As with any area of scholarship, there is much slippage in the terminology of transnational histories. Scholars inflect the terms ‘global history’, ‘world history’ and ‘postcolonial history’ differently. Yet even if these terms inevitably lack precision and completely consensual meaning, there are differences to be descried in their general usage – at least, to my mind, between the terms ‘world history’ and ‘postcolonial history’, particularly the kind of world history most associated with the Journal of World History and the World History Association. My task here is to posit some of the characteristics and contributions of postcolonial histories as a transnational approach, and to this end to focus on Catherine Hall’s monograph Civilising Subjects: Metropole and Colony in the English Imagination 1830–1867 published by Polity Press and the University of Chicago Press in 2002.
|Title of host publication||Connected worlds|
|Subtitle of host publication||history in transnational perspective|
|Editors||Ann Curthoys, Marilyn Lake|
|Place of Publication||Canberra|
|Publisher||ANU E Press|
|Publication status||Published - 2006|
Bibliographical noteCopyright retained by author(s). Version archived for private and non-commercial use with the permission of the author and according to publisher conditions. For further reproduction rights please contact the publisher at http://epress.anu.edu.au/.

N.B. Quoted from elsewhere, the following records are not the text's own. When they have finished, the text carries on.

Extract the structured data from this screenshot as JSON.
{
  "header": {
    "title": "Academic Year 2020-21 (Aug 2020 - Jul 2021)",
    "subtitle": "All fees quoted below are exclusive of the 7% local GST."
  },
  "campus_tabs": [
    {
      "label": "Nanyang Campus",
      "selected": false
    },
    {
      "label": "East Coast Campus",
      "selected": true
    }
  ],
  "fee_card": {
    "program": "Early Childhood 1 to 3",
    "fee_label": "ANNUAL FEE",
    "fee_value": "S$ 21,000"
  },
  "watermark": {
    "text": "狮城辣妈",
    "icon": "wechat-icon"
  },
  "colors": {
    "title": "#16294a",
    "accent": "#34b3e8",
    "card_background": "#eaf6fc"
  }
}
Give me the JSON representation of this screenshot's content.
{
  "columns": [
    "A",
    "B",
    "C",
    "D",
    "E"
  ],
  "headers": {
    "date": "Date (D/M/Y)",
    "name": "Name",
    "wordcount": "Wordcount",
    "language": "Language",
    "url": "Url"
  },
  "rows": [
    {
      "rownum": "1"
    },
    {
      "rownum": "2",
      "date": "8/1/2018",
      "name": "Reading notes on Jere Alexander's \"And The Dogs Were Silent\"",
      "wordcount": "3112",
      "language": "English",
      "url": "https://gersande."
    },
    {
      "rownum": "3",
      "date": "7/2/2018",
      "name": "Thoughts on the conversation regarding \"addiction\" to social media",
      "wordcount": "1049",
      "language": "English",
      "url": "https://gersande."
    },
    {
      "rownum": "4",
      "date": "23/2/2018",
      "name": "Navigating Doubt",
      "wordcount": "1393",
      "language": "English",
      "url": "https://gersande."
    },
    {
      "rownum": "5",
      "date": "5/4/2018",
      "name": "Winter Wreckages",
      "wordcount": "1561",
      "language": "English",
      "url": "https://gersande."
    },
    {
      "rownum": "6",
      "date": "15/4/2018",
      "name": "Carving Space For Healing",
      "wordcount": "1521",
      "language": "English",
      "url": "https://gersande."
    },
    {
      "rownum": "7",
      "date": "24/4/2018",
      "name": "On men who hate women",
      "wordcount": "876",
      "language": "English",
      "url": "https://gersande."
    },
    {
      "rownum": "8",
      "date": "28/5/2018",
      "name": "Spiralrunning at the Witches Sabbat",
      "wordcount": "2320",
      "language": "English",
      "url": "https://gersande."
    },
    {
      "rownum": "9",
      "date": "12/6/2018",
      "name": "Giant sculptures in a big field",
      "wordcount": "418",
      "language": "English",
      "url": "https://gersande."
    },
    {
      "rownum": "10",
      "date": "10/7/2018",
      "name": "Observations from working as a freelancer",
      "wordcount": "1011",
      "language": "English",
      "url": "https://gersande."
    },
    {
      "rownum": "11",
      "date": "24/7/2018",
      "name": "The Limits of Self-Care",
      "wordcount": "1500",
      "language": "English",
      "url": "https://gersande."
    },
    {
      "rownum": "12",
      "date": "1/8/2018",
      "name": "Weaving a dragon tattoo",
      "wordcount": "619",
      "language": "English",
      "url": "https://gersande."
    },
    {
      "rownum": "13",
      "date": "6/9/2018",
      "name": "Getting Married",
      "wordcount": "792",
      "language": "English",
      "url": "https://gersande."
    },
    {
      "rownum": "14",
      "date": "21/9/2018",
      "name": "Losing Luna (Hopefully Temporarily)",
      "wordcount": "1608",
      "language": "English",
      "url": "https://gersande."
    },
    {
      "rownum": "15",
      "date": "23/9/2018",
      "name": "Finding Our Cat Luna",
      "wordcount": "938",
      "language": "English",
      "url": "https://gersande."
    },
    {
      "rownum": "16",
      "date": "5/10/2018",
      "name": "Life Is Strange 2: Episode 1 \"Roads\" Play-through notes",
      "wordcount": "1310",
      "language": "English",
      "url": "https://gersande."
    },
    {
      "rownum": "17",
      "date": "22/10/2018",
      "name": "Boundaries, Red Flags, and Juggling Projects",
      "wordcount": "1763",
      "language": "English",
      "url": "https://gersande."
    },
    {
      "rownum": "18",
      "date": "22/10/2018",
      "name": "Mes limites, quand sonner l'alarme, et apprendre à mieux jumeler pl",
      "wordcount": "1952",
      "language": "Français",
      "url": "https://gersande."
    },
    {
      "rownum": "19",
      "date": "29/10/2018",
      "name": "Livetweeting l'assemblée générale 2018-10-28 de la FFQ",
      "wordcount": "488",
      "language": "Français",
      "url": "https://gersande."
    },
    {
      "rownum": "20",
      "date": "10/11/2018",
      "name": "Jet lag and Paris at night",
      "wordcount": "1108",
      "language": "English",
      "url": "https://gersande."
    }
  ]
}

- world history
Woollacott, A. (2006). Postcolonial histories and Catherine Hall's 'Civilising subjects'. In A. Curthoys, & M. Lake (Eds.), Connected worlds: history in transnational perspective (pp. 63-74). Canberra: ANU E Press.